**Exercise aim:** In the entries below, how many lines hold the string "Edit"? Answer with the number only.

**Data for analysis:**
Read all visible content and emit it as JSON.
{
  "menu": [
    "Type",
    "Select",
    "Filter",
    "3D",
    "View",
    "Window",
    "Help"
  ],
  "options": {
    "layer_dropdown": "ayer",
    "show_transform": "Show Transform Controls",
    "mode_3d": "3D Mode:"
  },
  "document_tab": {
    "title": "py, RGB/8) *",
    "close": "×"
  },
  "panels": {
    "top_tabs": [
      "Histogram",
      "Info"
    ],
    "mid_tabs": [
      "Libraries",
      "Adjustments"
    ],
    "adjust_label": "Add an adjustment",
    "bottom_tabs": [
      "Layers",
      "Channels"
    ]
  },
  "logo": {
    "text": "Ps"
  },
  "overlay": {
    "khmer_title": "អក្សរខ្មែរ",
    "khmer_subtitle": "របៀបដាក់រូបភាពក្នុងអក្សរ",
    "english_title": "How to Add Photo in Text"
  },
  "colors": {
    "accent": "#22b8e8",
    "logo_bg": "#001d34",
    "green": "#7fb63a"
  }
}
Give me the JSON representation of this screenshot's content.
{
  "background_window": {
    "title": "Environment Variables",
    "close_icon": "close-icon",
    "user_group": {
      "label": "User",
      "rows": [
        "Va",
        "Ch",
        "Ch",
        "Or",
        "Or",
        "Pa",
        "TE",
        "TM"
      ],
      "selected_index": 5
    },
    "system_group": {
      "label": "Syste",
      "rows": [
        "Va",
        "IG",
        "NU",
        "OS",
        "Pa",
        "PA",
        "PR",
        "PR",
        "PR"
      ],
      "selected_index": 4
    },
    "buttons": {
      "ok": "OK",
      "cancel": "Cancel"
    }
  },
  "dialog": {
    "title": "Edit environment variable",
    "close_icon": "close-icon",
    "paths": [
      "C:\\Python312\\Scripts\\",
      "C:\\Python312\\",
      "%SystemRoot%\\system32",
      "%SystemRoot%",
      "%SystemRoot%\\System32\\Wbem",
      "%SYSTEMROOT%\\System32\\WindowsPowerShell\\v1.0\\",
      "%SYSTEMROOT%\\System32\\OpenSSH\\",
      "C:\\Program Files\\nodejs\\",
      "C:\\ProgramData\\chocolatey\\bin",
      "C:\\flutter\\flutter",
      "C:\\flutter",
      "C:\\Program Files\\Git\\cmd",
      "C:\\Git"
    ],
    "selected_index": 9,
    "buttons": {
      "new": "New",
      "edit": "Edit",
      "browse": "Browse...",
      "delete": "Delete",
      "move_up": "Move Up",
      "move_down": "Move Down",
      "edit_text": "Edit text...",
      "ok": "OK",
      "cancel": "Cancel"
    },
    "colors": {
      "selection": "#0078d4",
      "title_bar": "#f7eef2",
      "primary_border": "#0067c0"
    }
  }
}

**Expected answer:** 3